Work to be completed -
Every record must be restated exactly. Drop the images.

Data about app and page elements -
===
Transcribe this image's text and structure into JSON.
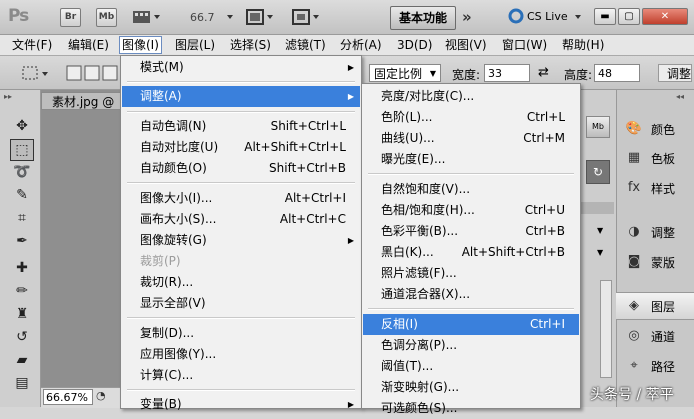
{
  "titlebar": {
    "app_logo": "Ps",
    "br_label": "Br",
    "mb_label": "Mb",
    "zoom": "66.7",
    "workspace": "基本功能",
    "cs_live": "CS Live"
  },
  "menubar": [
    "文件(F)",
    "编辑(E)",
    "图像(I)",
    "图层(L)",
    "选择(S)",
    "滤镜(T)",
    "分析(A)",
    "3D(D)",
    "视图(V)",
    "窗口(W)",
    "帮助(H)"
  ],
  "options": {
    "style_value": "固定比例",
    "width_label": "宽度:",
    "width_value": "33",
    "height_label": "高度:",
    "height_value": "48",
    "adjust_button": "调整"
  },
  "document": {
    "tab": "素材.jpg @",
    "zoom_status": "66.67%"
  },
  "image_menu": [
    {
      "label": "模式(M)",
      "submenu": true
    },
    {
      "label": "调整(A)",
      "submenu": true,
      "highlighted": true
    },
    {
      "label": "自动色调(N)",
      "shortcut": "Shift+Ctrl+L"
    },
    {
      "label": "自动对比度(U)",
      "shortcut": "Alt+Shift+Ctrl+L"
    },
    {
      "label": "自动颜色(O)",
      "shortcut": "Shift+Ctrl+B"
    },
    {
      "label": "图像大小(I)...",
      "shortcut": "Alt+Ctrl+I"
    },
    {
      "label": "画布大小(S)...",
      "shortcut": "Alt+Ctrl+C"
    },
    {
      "label": "图像旋转(G)",
      "submenu": true
    },
    {
      "label": "裁剪(P)",
      "disabled": true
    },
    {
      "label": "裁切(R)..."
    },
    {
      "label": "显示全部(V)"
    },
    {
      "label": "复制(D)..."
    },
    {
      "label": "应用图像(Y)..."
    },
    {
      "label": "计算(C)..."
    },
    {
      "label": "变量(B)",
      "submenu": true
    }
  ],
  "adjust_menu": [
    {
      "label": "亮度/对比度(C)..."
    },
    {
      "label": "色阶(L)...",
      "shortcut": "Ctrl+L"
    },
    {
      "label": "曲线(U)...",
      "shortcut": "Ctrl+M"
    },
    {
      "label": "曝光度(E)..."
    },
    {
      "label": "自然饱和度(V)..."
    },
    {
      "label": "色相/饱和度(H)...",
      "shortcut": "Ctrl+U"
    },
    {
      "label": "色彩平衡(B)...",
      "shortcut": "Ctrl+B"
    },
    {
      "label": "黑白(K)...",
      "shortcut": "Alt+Shift+Ctrl+B"
    },
    {
      "label": "照片滤镜(F)..."
    },
    {
      "label": "通道混合器(X)..."
    },
    {
      "label": "反相(I)",
      "shortcut": "Ctrl+I",
      "highlighted": true
    },
    {
      "label": "色调分离(P)..."
    },
    {
      "label": "阈值(T)..."
    },
    {
      "label": "渐变映射(G)..."
    },
    {
      "label": "可选颜色(S)..."
    }
  ],
  "dock": [
    {
      "label": "颜色",
      "icon": "palette-icon"
    },
    {
      "label": "色板",
      "icon": "swatches-icon"
    },
    {
      "label": "样式",
      "icon": "styles-icon"
    },
    {
      "label": "调整",
      "icon": "adjustments-icon"
    },
    {
      "label": "蒙版",
      "icon": "masks-icon"
    },
    {
      "label": "图层",
      "icon": "layers-icon"
    },
    {
      "label": "通道",
      "icon": "channels-icon"
    },
    {
      "label": "路径",
      "icon": "paths-icon"
    }
  ],
  "watermark": "头条号 / 萃平",
  "colors": {
    "highlight": "#3a80dc",
    "menu_bg": "#f1f1f1",
    "close_button": "#c0402d"
  }
}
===
Reply to the task -
Transcribe this image's text and structure into JSON.
{
  "titlebar": {
    "app_logo": "Ps",
    "br_label": "Br",
    "mb_label": "Mb",
    "zoom": "66.7",
    "workspace": "基本功能",
    "cs_live": "CS Live"
  },
  "menubar": [
    "文件(F)",
    "编辑(E)",
    "图像(I)",
    "图层(L)",
    "选择(S)",
    "滤镜(T)",
    "分析(A)",
    "3D(D)",
    "视图(V)",
    "窗口(W)",
    "帮助(H)"
  ],
  "options": {
    "style_value": "固定比例",
    "width_label": "宽度:",
    "width_value": "33",
    "height_label": "高度:",
    "height_value": "48",
    "adjust_button": "调整"
  },
  "document": {
    "tab": "素材.jpg @",
    "zoom_status": "66.67%"
  },
  "image_menu": [
    {
      "label": "模式(M)",
      "submenu": true
    },
    {
      "label": "调整(A)",
      "submenu": true,
      "highlighted": true
    },
    {
      "label": "自动色调(N)",
      "shortcut": "Shift+Ctrl+L"
    },
    {
      "label": "自动对比度(U)",
      "shortcut": "Alt+Shift+Ctrl+L"
    },
    {
      "label": "自动颜色(O)",
      "shortcut": "Shift+Ctrl+B"
    },
    {
      "label": "图像大小(I)...",
      "shortcut": "Alt+Ctrl+I"
    },
    {
      "label": "画布大小(S)...",
      "shortcut": "Alt+Ctrl+C"
    },
    {
      "label": "图像旋转(G)",
      "submenu": true
    },
    {
      "label": "裁剪(P)",
      "disabled": true
    },
    {
      "label": "裁切(R)..."
    },
    {
      "label": "显示全部(V)"
    },
    {
      "label": "复制(D)..."
    },
    {
      "label": "应用图像(Y)..."
    },
    {
      "label": "计算(C)..."
    },
    {
      "label": "变量(B)",
      "submenu": true
    }
  ],
  "adjust_menu": [
    {
      "label": "亮度/对比度(C)..."
    },
    {
      "label": "色阶(L)...",
      "shortcut": "Ctrl+L"
    },
    {
      "label": "曲线(U)...",
      "shortcut": "Ctrl+M"
    },
    {
      "label": "曝光度(E)..."
    },
    {
      "label": "自然饱和度(V)..."
    },
    {
      "label": "色相/饱和度(H)...",
      "shortcut": "Ctrl+U"
    },
    {
      "label": "色彩平衡(B)...",
      "shortcut": "Ctrl+B"
    },
    {
      "label": "黑白(K)...",
      "shortcut": "Alt+Shift+Ctrl+B"
    },
    {
      "label": "照片滤镜(F)..."
    },
    {
      "label": "通道混合器(X)..."
    },
    {
      "label": "反相(I)",
      "shortcut": "Ctrl+I",
      "highlighted": true
    },
    {
      "label": "色调分离(P)..."
    },
    {
      "label": "阈值(T)..."
    },
    {
      "label": "渐变映射(G)..."
    },
    {
      "label": "可选颜色(S)..."
    }
  ],
  "dock": [
    {
      "label": "颜色",
      "icon": "palette-icon"
    },
    {
      "label": "色板",
      "icon": "swatches-icon"
    },
    {
      "label": "样式",
      "icon": "styles-icon"
    },
    {
      "label": "调整",
      "icon": "adjustments-icon"
    },
    {
      "label": "蒙版",
      "icon": "masks-icon"
    },
    {
      "label": "图层",
      "icon": "layers-icon"
    },
    {
      "label": "通道",
      "icon": "channels-icon"
    },
    {
      "label": "路径",
      "icon": "paths-icon"
    }
  ],
  "watermark": "头条号 / 萃平",
  "colors": {
    "highlight": "#3a80dc",
    "menu_bg": "#f1f1f1",
    "close_button": "#c0402d"
  }
}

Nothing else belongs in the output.